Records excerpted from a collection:
────────────────
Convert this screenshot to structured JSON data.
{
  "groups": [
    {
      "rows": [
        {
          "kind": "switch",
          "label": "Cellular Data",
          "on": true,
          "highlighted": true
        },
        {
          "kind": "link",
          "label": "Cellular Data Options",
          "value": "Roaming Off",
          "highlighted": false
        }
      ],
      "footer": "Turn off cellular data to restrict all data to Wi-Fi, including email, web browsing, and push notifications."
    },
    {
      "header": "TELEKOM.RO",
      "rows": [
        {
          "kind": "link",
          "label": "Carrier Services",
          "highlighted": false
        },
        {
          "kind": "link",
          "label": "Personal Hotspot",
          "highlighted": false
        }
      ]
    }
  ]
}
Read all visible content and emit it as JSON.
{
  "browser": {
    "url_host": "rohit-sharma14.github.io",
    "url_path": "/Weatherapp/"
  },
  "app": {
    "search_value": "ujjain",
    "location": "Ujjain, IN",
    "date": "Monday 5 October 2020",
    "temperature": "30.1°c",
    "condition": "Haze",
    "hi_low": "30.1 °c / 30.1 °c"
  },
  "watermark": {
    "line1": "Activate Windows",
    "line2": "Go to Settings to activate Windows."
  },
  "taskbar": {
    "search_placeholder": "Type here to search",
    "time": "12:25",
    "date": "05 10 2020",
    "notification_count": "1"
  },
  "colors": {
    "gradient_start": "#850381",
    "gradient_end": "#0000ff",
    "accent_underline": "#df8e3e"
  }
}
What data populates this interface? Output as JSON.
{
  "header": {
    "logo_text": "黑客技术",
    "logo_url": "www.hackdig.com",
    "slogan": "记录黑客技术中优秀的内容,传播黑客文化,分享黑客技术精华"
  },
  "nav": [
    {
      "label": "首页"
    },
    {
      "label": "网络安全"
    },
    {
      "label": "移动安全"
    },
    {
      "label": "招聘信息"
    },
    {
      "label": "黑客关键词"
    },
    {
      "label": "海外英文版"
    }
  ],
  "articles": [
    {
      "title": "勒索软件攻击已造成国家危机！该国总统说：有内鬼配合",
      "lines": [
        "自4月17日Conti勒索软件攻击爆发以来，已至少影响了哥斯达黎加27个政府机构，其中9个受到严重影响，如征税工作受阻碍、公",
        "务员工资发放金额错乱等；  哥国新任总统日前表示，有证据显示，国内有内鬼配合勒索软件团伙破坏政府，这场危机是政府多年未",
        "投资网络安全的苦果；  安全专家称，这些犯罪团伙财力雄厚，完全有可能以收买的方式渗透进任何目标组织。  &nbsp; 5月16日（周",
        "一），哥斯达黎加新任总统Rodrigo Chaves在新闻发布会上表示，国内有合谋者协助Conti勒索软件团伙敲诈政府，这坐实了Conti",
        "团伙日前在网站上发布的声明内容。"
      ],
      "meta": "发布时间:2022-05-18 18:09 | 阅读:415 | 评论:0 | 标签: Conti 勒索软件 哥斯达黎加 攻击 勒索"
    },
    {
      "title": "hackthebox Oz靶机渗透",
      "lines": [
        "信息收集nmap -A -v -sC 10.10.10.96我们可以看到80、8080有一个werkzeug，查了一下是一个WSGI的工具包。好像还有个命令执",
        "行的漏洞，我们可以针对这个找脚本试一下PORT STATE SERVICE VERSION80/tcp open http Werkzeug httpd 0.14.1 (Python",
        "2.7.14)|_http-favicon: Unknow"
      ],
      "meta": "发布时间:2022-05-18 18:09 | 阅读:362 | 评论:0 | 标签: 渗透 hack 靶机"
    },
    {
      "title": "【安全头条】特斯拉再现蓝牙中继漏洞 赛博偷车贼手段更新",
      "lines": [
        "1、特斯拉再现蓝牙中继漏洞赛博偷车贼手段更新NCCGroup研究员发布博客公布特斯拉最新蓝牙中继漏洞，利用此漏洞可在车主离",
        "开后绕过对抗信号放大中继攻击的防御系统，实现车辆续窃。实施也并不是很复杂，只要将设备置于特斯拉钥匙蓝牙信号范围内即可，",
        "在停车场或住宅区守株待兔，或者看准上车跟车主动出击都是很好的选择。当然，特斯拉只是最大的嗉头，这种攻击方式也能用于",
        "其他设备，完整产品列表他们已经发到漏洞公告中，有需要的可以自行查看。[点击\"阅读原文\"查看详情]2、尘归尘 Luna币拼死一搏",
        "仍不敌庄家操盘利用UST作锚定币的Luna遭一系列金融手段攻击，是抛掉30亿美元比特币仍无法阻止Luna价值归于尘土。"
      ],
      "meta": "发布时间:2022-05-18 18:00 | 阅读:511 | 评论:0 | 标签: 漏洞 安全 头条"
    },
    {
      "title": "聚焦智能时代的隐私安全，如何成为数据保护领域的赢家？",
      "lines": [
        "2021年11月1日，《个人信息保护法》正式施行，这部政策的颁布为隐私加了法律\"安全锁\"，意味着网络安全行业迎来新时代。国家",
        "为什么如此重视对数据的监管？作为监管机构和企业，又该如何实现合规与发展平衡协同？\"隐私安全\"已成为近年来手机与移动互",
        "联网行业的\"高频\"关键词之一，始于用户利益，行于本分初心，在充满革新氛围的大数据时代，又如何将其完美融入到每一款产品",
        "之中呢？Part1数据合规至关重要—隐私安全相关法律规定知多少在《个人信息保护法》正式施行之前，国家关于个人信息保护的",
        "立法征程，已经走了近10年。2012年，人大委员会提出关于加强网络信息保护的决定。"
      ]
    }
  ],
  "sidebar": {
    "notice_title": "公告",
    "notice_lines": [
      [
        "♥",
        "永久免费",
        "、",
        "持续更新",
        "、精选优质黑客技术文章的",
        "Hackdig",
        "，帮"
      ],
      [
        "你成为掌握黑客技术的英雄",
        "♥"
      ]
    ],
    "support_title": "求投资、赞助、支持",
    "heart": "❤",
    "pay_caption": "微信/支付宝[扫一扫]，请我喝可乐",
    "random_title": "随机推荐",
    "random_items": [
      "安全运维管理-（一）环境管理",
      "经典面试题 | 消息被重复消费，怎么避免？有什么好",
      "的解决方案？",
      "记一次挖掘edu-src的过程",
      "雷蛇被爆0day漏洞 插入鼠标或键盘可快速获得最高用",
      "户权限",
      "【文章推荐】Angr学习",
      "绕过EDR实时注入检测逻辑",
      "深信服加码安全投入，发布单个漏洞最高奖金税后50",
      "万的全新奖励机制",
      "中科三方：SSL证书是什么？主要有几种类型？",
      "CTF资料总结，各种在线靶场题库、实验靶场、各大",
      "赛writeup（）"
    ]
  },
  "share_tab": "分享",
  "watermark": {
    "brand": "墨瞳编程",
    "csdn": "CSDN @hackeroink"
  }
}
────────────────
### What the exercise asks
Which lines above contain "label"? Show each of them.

### Task output
          "label": "Cellular Data",
          "label": "Cellular Data Options",
          "label": "Carrier Services",
          "label": "Personal Hotspot",
      "label": "首页"
      "label": "网络安全"
      "label": "移动安全"
      "label": "招聘信息"
      "label": "黑客关键词"
      "label": "海外英文版"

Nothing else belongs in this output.